The route here was extremely familiar. The Bay Bridge loomed ahead, and I knew the stadium was less than a mile from the bridge. I kept my stride to the bridge, playing my game of relaxation alternating with acceleration. Soon, very soon, I would be on the baseball field. Cool.
Approaching the field, volunteers were everywhere, directing us towards the stadium entrance. I knew this entrance well: it's a spot at field level, separated from the outfield by a fence, where fans can stand and watch the game for free, a nice public relations move by the team. But now there was no fence. I ran among other runners onto the dirt margin of the field. There was a barrier blocking our access to the grass.
The finish wasn't far: between 3rd base and home plate. In contrast to our run, the field seemed puny, miniature. I sprinted as I could first over one tag reader, then over a second which was under the banner.
1:30:56. I could say I'm disappointed to not have broken 1:30, but that would be goal creep of the worst kind. Honestly, I never anticipated I would be able to run that fast, especially with tired legs from a long run two days prior. So that was very encouraging, not only for this day, but also for a Boston-qualifying marathon in my not-too-distant future, perhaps.

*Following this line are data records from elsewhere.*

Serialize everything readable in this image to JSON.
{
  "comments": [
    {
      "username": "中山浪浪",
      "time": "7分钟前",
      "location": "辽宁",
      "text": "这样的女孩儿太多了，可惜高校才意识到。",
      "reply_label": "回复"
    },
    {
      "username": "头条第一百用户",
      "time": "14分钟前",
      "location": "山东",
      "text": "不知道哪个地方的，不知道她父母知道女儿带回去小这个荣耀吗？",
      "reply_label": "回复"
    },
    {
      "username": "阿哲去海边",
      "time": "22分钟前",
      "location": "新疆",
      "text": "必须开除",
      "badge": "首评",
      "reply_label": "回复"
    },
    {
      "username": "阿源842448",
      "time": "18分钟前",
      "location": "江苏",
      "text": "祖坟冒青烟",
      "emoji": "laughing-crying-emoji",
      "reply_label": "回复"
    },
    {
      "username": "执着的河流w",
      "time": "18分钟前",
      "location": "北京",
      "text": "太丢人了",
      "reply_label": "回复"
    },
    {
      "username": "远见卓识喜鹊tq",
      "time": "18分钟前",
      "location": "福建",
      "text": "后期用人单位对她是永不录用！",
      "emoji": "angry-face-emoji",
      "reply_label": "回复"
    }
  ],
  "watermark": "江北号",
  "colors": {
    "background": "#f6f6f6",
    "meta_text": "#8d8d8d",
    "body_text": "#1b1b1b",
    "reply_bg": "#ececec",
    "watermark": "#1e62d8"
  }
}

After crossing the line things got surrealistic. We were immediately handled medal, then a bottle of drinking water, then a yogurt and a spoon, then a back-pack-like bag. I walked a bit, admiring the hyper-groomed field, looking in the perfectly kept dugout. Looking up at the seats made them seem so very close. What a special experience it must be to play here, I thought.
I stopped to eat my yogurt: my hands were full otherwise. "Keep moving!" someone shouted. I was supposed to move into the stands and walk up some steps.
My shirt was soaked, not only with sweat but also a mixture of sports drink and water from fumbled drinking at aid stations (I'd managed to get most of the liquid down, but there was always significant spillage). I was starting to chill, and wanted my jacket, and I needed to pee.
But there was more. We were led onto the mezzanine where we were handed a Safeway bag (???), then a T-shirt, then a Giant bobble-head.... somewhere along the line I'd also been given a banana and an apple. I could barely hold it all.
After stopping in a men's room, I continued on. Clif bar samples, coconut juice, some sort of "healthy" chips, a photo with our medals, and booth after booth. There was a booth showing some shoes which looked interesting, but I ignored it: I just wanted my jacket.
Finally I was through the gauntlet. The FedEx trucks which had our drop bags was outside. I got my jacket and sweat pants, now quite cold in the chilly air which not so long ago felt warm, and began the walk back to the start area to pick up the bike I'd locked there. Hopefully it was still there...
When results were posted, I'd scored 6th in age group for Fred. I was glad I hadn't let him down. For the other runners in his age group, I was qualified, so there was no problem with contaminating the results. I'm not sure I'll enter this race again next year. The orgy of swag is a downer. But the support was fantastic, and I'm glad I did the race.